David Shaw:  So this is a very interesting live issue, and we’re actually seeing it -- we’ve seen it in Louisiana where there were two hospitals that wanted to merge. And they had gotten a state certificate of need or state certificate of public advantage certification, so they did not file an HSR. And the FTC went and said you have to do this. By the way, there are big fines for not doing it. And it got litigated, and a federal judge held that they essentially were immunized from the HSR requirements. And so that has significant implications on a federal enforcement agenda because feds are very reliant on HSR, on these deals going forward.


And it’s a huge difference to be able to investigate and potentially challenge before a deal is closed as opposed to trying to unwind a closed transaction. And so I think that will be interesting to see. My understanding is that the FTC did not appeal that district court decision, and I don’t know -- I don’t have any insight into that. But it might be that they’re waiting for a different vehicle to kind of look to challenge that. But I can’t imagine that the FTC and the DOJ will not -- we’ll see some tension -- will very much want to kind of stop that from becoming a trend.


James Lloyd:  That’s as great an answer as you could get from somebody who has clearly been in the trenches of that.

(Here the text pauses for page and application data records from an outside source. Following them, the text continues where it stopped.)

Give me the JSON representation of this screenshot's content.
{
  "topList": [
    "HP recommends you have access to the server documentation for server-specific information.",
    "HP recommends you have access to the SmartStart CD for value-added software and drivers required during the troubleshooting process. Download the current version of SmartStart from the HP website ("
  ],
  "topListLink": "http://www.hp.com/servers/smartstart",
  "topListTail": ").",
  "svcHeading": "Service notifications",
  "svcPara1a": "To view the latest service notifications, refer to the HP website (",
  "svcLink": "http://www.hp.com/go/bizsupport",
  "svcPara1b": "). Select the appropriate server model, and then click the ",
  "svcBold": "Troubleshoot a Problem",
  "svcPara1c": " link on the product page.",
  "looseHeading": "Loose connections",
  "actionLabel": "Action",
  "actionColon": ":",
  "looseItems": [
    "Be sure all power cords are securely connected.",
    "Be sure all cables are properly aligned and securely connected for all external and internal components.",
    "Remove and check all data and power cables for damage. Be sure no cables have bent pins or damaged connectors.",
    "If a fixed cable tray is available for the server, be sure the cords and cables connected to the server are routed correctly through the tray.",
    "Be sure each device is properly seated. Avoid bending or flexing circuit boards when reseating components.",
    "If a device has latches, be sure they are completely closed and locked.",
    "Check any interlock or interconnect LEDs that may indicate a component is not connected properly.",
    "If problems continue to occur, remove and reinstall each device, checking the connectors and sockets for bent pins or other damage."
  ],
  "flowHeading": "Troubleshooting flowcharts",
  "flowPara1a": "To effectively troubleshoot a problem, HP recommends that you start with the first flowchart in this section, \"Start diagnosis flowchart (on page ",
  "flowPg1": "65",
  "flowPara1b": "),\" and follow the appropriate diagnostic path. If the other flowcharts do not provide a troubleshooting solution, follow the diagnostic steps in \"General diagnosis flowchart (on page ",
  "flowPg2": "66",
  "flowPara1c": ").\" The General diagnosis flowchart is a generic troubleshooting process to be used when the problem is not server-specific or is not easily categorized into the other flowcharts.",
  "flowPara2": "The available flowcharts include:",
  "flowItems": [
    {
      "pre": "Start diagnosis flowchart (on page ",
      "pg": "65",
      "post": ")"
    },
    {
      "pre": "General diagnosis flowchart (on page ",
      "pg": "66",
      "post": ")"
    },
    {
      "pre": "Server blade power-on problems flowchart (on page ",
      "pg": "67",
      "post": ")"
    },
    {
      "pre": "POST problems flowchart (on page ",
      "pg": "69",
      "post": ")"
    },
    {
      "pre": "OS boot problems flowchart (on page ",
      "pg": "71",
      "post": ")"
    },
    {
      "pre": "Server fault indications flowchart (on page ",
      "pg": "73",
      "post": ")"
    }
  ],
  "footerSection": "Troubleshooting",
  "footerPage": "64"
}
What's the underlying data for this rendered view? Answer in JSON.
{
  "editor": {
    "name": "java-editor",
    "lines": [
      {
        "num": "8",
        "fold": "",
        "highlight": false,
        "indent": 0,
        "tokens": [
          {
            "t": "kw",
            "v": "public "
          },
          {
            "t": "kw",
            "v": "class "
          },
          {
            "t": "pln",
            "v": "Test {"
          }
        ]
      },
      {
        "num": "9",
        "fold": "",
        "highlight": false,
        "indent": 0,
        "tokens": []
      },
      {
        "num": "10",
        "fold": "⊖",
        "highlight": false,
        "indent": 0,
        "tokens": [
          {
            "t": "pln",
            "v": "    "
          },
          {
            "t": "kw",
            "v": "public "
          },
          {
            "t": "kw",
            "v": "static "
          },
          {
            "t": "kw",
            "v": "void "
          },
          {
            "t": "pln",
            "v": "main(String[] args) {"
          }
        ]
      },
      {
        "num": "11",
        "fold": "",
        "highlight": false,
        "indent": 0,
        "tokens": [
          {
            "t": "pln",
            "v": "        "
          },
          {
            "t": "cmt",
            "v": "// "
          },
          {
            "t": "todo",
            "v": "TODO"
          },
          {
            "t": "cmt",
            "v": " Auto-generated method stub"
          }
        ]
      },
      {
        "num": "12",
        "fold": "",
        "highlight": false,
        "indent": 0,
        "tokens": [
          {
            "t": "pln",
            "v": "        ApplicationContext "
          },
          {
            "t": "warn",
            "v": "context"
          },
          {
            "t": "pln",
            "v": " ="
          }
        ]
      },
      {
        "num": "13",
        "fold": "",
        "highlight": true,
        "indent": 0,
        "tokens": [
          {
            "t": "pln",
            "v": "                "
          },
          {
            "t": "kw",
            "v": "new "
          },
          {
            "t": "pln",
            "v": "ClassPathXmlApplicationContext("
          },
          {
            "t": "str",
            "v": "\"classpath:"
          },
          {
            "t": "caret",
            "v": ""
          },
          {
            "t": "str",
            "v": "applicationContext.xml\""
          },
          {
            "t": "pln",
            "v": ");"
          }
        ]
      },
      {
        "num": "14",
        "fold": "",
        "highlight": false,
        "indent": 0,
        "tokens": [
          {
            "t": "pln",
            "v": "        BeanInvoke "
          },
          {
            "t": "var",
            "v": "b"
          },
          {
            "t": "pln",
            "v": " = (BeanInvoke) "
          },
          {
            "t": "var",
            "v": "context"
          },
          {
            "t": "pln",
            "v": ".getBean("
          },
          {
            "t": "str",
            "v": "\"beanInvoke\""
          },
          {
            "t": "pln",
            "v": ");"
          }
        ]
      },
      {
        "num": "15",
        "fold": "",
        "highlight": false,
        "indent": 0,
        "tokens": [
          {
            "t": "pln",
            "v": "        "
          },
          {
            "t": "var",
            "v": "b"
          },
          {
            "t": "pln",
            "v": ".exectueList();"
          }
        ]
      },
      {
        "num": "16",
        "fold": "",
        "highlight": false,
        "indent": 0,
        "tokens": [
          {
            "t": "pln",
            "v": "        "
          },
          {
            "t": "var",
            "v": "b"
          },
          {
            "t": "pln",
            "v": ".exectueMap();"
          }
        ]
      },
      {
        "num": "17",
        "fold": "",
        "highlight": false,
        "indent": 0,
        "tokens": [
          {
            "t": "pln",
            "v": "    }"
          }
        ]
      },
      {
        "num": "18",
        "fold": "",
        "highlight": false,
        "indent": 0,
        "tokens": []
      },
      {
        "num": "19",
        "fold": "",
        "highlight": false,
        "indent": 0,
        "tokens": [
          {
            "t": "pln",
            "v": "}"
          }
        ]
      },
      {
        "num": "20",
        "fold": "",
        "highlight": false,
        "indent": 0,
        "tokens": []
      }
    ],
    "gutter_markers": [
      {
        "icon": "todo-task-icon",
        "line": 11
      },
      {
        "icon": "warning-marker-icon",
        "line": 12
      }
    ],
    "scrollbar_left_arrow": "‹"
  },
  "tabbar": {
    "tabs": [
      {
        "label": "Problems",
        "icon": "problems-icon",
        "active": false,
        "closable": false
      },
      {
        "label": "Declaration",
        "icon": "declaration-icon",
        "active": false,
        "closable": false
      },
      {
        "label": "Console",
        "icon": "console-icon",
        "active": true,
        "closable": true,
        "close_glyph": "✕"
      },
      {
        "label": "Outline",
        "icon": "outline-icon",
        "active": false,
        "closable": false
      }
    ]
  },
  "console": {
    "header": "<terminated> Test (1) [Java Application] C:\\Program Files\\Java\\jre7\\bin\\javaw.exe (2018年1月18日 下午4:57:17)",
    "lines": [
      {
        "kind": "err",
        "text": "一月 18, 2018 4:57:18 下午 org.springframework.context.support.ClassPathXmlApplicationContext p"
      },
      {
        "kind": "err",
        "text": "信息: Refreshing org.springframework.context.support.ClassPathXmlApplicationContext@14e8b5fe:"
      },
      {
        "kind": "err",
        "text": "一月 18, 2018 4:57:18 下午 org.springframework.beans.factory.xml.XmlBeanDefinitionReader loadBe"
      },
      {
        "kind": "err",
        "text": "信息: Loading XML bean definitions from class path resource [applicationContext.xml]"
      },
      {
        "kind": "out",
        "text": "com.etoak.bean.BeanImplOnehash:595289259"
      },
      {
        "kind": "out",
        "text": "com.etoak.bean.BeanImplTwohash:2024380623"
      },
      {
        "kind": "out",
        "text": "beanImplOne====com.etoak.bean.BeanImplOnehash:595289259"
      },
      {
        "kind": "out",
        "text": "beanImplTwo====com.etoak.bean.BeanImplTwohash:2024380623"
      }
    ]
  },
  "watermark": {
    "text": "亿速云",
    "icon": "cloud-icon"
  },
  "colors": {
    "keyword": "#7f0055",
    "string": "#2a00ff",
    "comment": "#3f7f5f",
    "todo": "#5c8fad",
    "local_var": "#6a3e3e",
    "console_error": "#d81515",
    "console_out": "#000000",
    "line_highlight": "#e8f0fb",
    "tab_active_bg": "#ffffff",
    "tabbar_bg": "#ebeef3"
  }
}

I know for us it is something to continue to have those conversations because you’ll see across the states these certificates of public advantage, and it’s one of those that the states do continue to monitor them as they -- that’s one of the prerogatives that we have in our office at the Texas Attorney General’s Office. But I think it looks like we’re running low on time, unless Andy or David, if y’all had any more comments? No?


Andrew Cook:  Not on my end. Thank you very much for having us.


David Shaw:  Yeah. Thanks.


James Lloyd:  Thank you so much. Really grateful for y’all taking the time to share with everyone a conversation that’s exciting for us to be able to have. And I know it doesn’t get explored a lot out there in the interwebs and in panels. And so I think it’s good to bring some light to it and hopefully provide a resource to everyone who’s watching. So thank you to everyone who joined us today and thank you to our panelists as well. And Emily, thank you for being our host here.


Emily Manning:  Absolutely. On behalf of The Federalist Society, thank you all for joining us for this great discussion today. And thank you also to our audience for joining us. We greatly appreciate your participation. Check out our website,, or follow us on all major social media platforms @fedsoc to stay up to date with announcements and upcoming webinars. Thank you once more for tuning in and we are adjourned.